What is required: How many lines in the entries below contain the string "sublabel"? Reply with the number only.

Dataset records:

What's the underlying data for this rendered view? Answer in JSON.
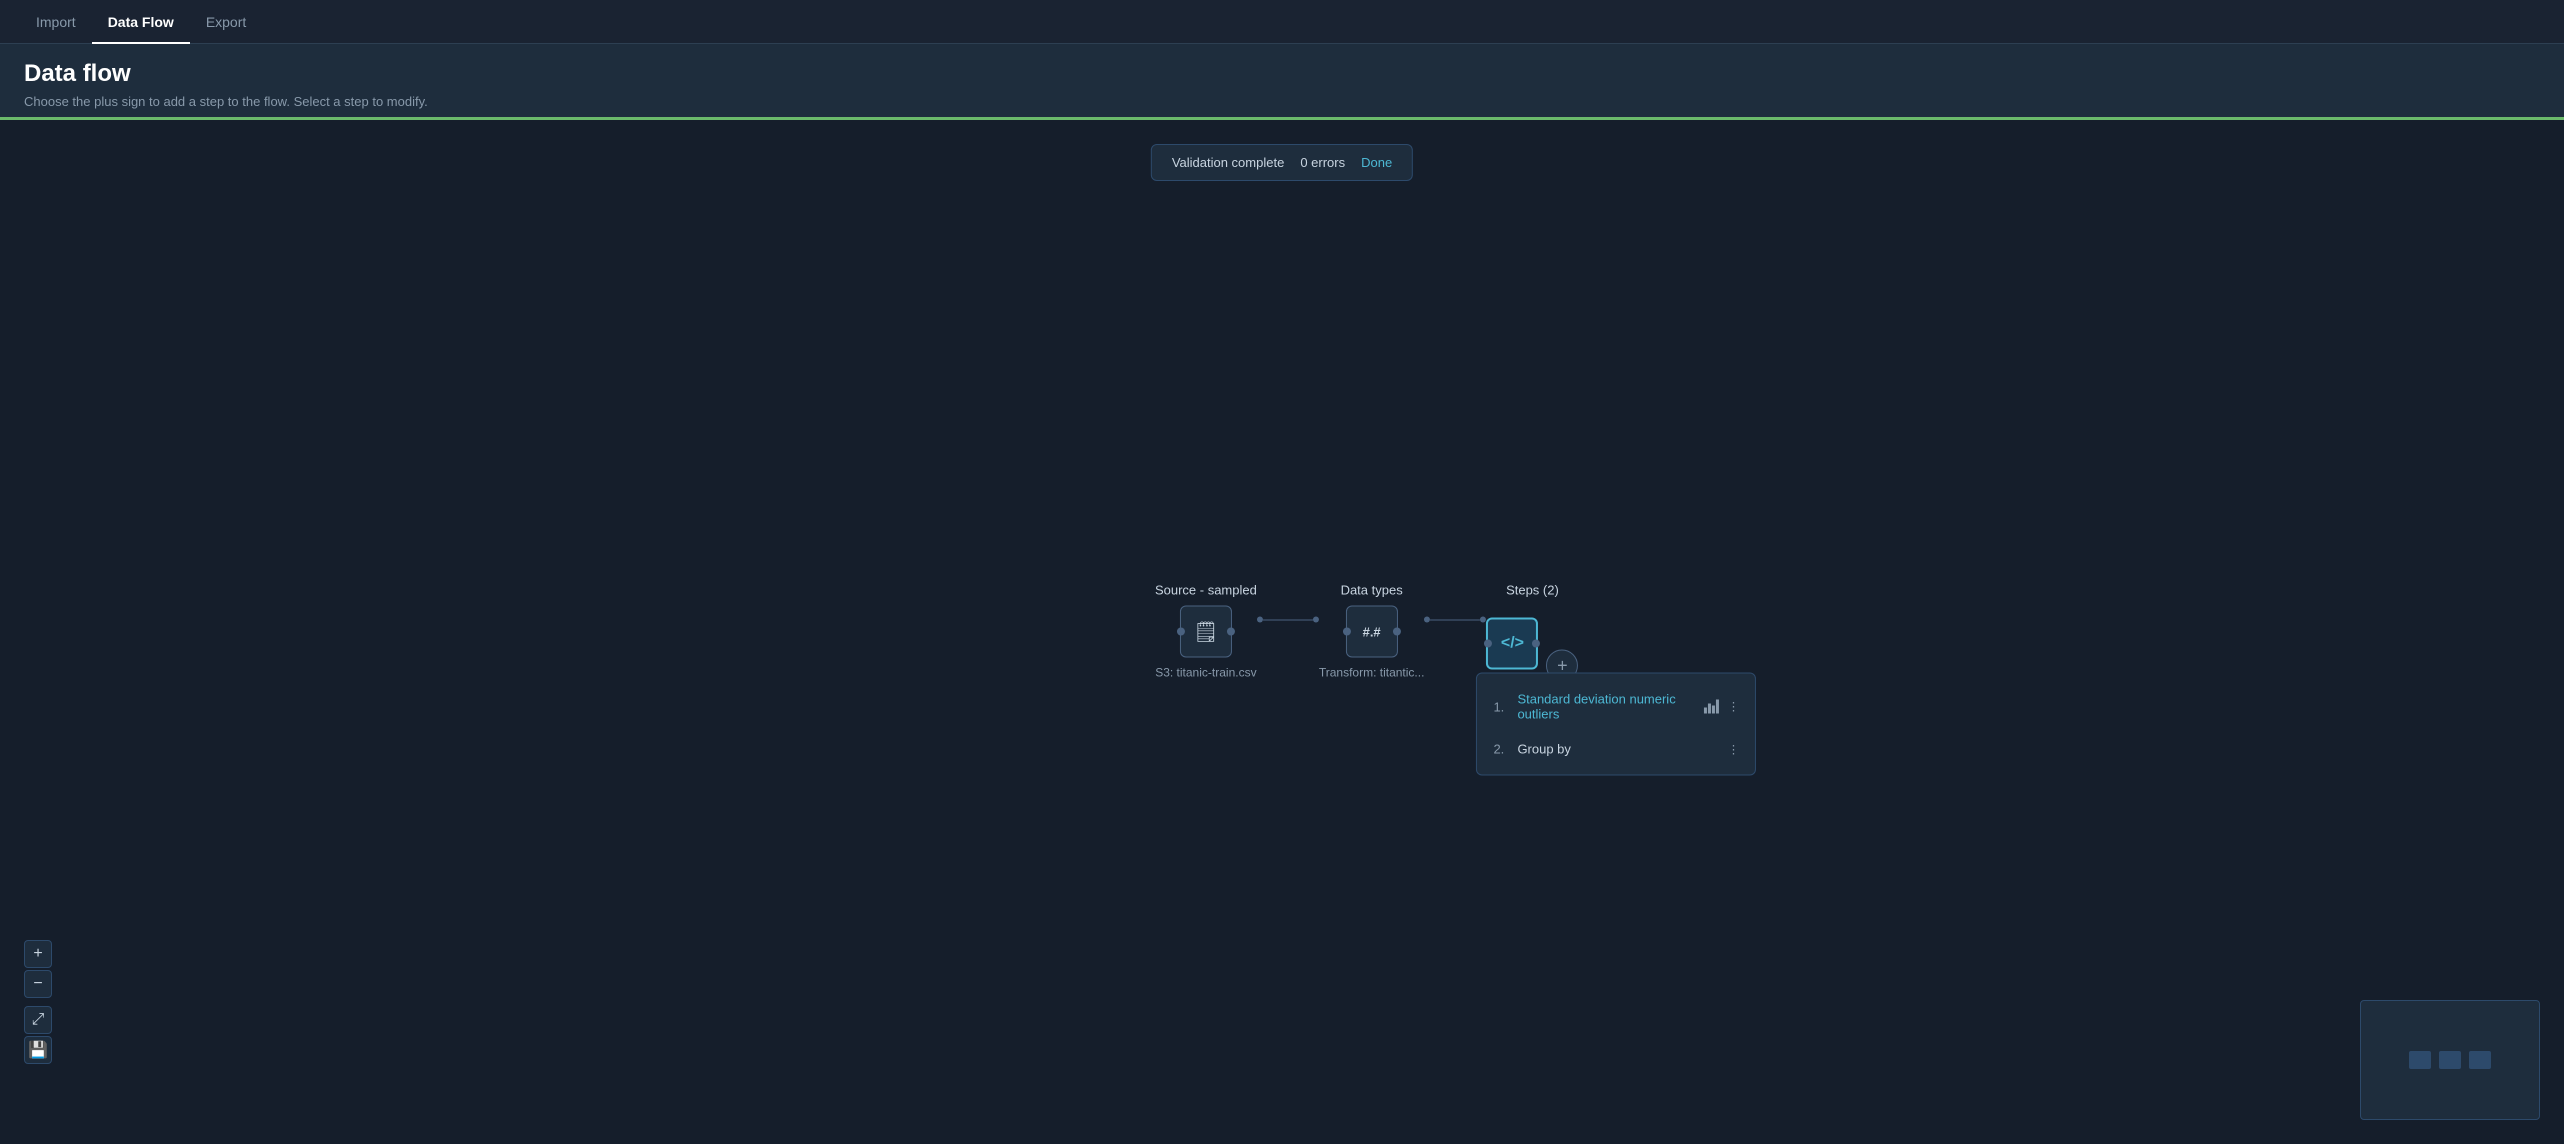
{
  "nav": {
    "tabs": [
      {
        "id": "import",
        "label": "Import",
        "active": false
      },
      {
        "id": "dataflow",
        "label": "Data Flow",
        "active": true
      },
      {
        "id": "export",
        "label": "Export",
        "active": false
      }
    ]
  },
  "header": {
    "title": "Data flow",
    "subtitle": "Choose the plus sign to add a step to the flow. Select a step to modify."
  },
  "validation": {
    "text": "Validation complete",
    "errors": "0 errors",
    "done_label": "Done"
  },
  "flow": {
    "nodes": [
      {
        "id": "source",
        "label": "Source - sampled",
        "sublabel": "S3: titanic-train.csv",
        "icon_type": "document"
      },
      {
        "id": "datatypes",
        "label": "Data types",
        "sublabel": "Transform: titantic...",
        "icon_type": "hash"
      },
      {
        "id": "steps",
        "label": "Steps (2)",
        "sublabel": "",
        "icon_type": "code",
        "highlighted": true
      }
    ],
    "add_button_label": "+"
  },
  "steps_popup": {
    "items": [
      {
        "number": "1.",
        "label": "Standard deviation numeric outliers",
        "has_chart": true,
        "has_menu": true
      },
      {
        "number": "2.",
        "label": "Group by",
        "has_chart": false,
        "has_menu": true
      }
    ]
  },
  "zoom_controls": {
    "zoom_in": "+",
    "zoom_out": "−",
    "fit": "⤢",
    "save": "💾"
  }
}
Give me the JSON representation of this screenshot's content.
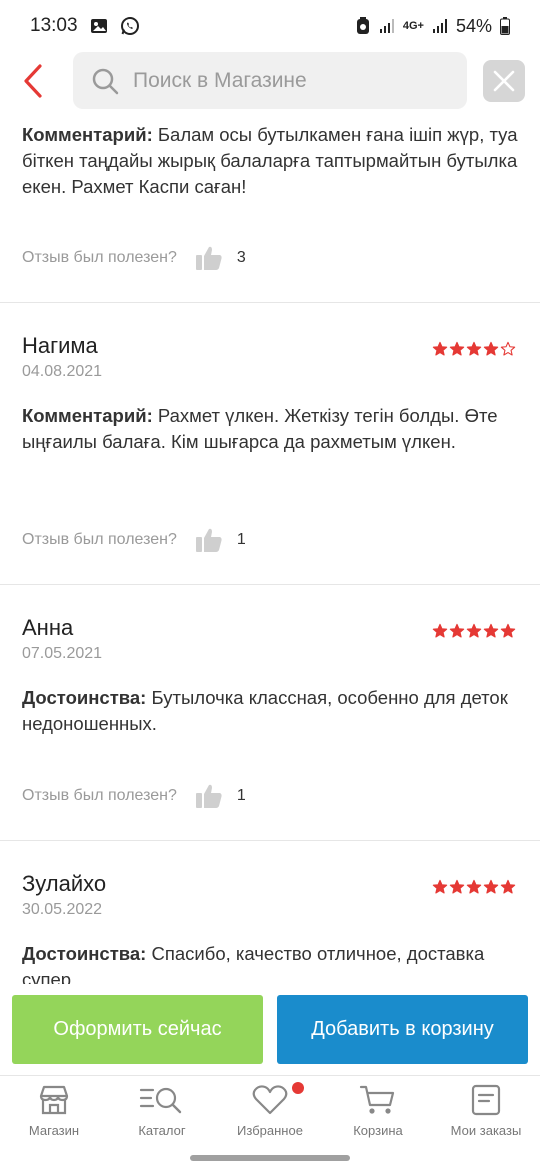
{
  "status": {
    "time": "13:03",
    "network": "4G+",
    "battery": "54%"
  },
  "search": {
    "placeholder": "Поиск в Магазине",
    "back_icon": "chevron-left-icon",
    "clear_icon": "close-icon"
  },
  "colors": {
    "accent_red": "#e53935",
    "star_red": "#e53935",
    "buy_green": "#94d55a",
    "cart_blue": "#1a8ccc"
  },
  "reviews": [
    {
      "name": "",
      "date": "",
      "rating": null,
      "label": "Комментарий:",
      "text": "Балам осы бутылкамен ғана ішіп жүр, туа біткен таңдайы жырық балаларға таптырмайтын бутылка екен. Рахмет Каспи саған!",
      "helpful_label": "Отзыв был полезен?",
      "helpful_count": "3"
    },
    {
      "name": "Нагима",
      "date": "04.08.2021",
      "rating": 4,
      "label": "Комментарий:",
      "text": "Рахмет үлкен. Жеткізу тегін болды. Өте ыңғаилы балаға. Кім шығарса да рахметым үлкен.",
      "helpful_label": "Отзыв был полезен?",
      "helpful_count": "1"
    },
    {
      "name": "Анна",
      "date": "07.05.2021",
      "rating": 5,
      "label": "Достоинства:",
      "text": "Бутылочка классная, особенно для деток недоношенных.",
      "helpful_label": "Отзыв был полезен?",
      "helpful_count": "1"
    },
    {
      "name": "Зулайхо",
      "date": "30.05.2022",
      "rating": 5,
      "label": "Достоинства:",
      "text": "Спасибо, качество отличное, доставка супер",
      "helpful_label": "",
      "helpful_count": ""
    }
  ],
  "actions": {
    "buy_now": "Оформить сейчас",
    "add_to_cart": "Добавить в корзину"
  },
  "nav": [
    {
      "label": "Магазин",
      "icon": "store-icon"
    },
    {
      "label": "Каталог",
      "icon": "catalog-search-icon"
    },
    {
      "label": "Избранное",
      "icon": "heart-icon"
    },
    {
      "label": "Корзина",
      "icon": "cart-icon"
    },
    {
      "label": "Мои заказы",
      "icon": "orders-icon"
    }
  ]
}
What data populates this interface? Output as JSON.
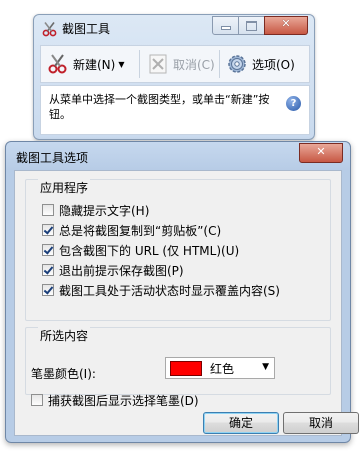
{
  "snipping_tool": {
    "title": "截图工具",
    "toolbar": {
      "new_label": "新建(N)",
      "cancel_label": "取消(C)",
      "options_label": "选项(O)"
    },
    "hint": "从菜单中选择一个截图类型，或单击“新建”按钮。"
  },
  "options_dialog": {
    "title": "截图工具选项",
    "app_group": {
      "title": "应用程序",
      "options": [
        {
          "label": "隐藏提示文字(H)",
          "checked": false
        },
        {
          "label": "总是将截图复制到“剪贴板”(C)",
          "checked": true
        },
        {
          "label": "包含截图下的 URL (仅 HTML)(U)",
          "checked": true
        },
        {
          "label": "退出前提示保存截图(P)",
          "checked": true
        },
        {
          "label": "截图工具处于活动状态时显示覆盖内容(S)",
          "checked": true
        }
      ]
    },
    "selection_group": {
      "title": "所选内容",
      "ink_color_label": "笔墨颜色(I):",
      "ink_color_value": "红色",
      "ink_color_hex": "#ff0000",
      "show_ink_label": "捕获截图后显示选择笔墨(D)",
      "show_ink_checked": false
    },
    "buttons": {
      "ok": "确定",
      "cancel": "取消"
    }
  }
}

The answer: 3